Review: An intriguing debut, and an interesting idea.
With the narrative jumping from David to Charlie to Rose (third person narrative for all three), Cusick lets the reader dive into the story from every angle possible.
David is your clichéd rich snobby prep, and he's having some social issues. After a girl commits suicide via webcam, everyone becomes concerned about many of the teens who seem to not be reacting the right way. When he receives Rose to help "socialize" him, he's a bit angry at first. He'd give anything to get rid of her, but then slowly warms up to her. When he's with Rose, it's a tad bit easier to semi-like David, because he's a different guy with her. Rose is probably the more interesting character, and amusing as she learns how to be a teenager (let alone how to be a human). Charlie, however, almost seemed bland in comparison, and in the end, I didn't care for him. He's fairly average, almost too average, and because of that he's not memorable.

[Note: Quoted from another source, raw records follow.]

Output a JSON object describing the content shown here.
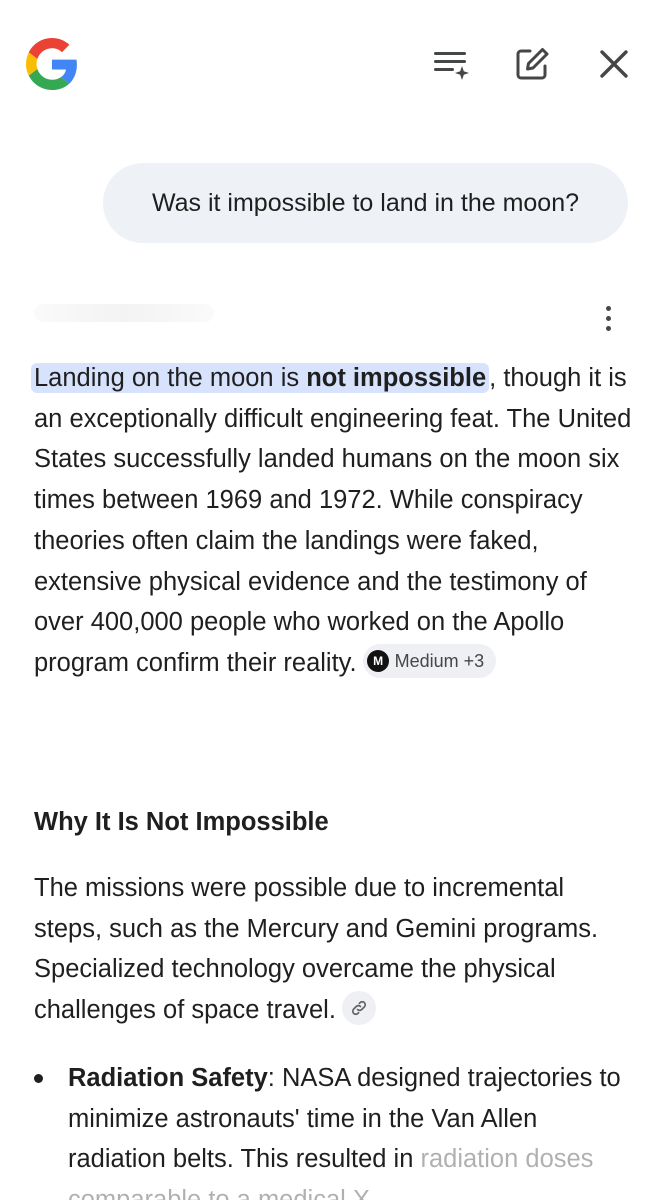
{
  "header": {
    "logo_icon": "google-g-logo",
    "icons": [
      "feed-sparkle-icon",
      "edit-icon",
      "close-icon"
    ]
  },
  "query": {
    "text": "Was it impossible to land in the moon?"
  },
  "answer": {
    "highlight_plain": "Landing on the moon is ",
    "highlight_bold": "not impossible",
    "after_highlight": ",",
    "body": " though it is an exceptionally difficult engineering feat. The United States successfully landed humans on the moon six times between 1969 and 1972. While conspiracy theories often claim the landings were faked, extensive physical evidence and the testimony of over 400,000 people who worked on the Apollo program confirm their reality.",
    "source_chip": {
      "logo_text": "M",
      "label": "Medium +3"
    }
  },
  "section": {
    "heading": "Why It Is Not Impossible",
    "paragraph": "The missions were possible due to incremental steps, such as the Mercury and Gemini programs. Specialized technology overcame the physical challenges of space travel.",
    "link_icon": "link-icon"
  },
  "bullets": [
    {
      "title": "Radiation Safety",
      "text": ": NASA designed trajectories to minimize astronauts' time in the Van Allen radiation belts. This resulted in",
      "cut_line": "radiation doses comparable to a medical X"
    }
  ],
  "colors": {
    "query_bubble": "#eef1f6",
    "highlight": "#d7e3fd",
    "chip_bg": "#eef0f4",
    "text": "#1f1f1f"
  }
}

The plot is definitely unique and unlike anything I've read, but it does have some flaws and parts that could have been tightened up.
Highlights: I love the uniqueness. It was such a fascinating and different way of life, and I think Cusick really conveyed that well. Rose was by far the best part of the story, because her innocence and curiosity are very endearing and it's easy to root for her.
Lowlights: Some points got to be confusing, and I would have loved a bit more depth to the characters. I feel like with this story it almost gets somewhere great at times, but then other times it just goes back to average. I had such high hopes that this novel would be epic, and it didn't quite hit the mark.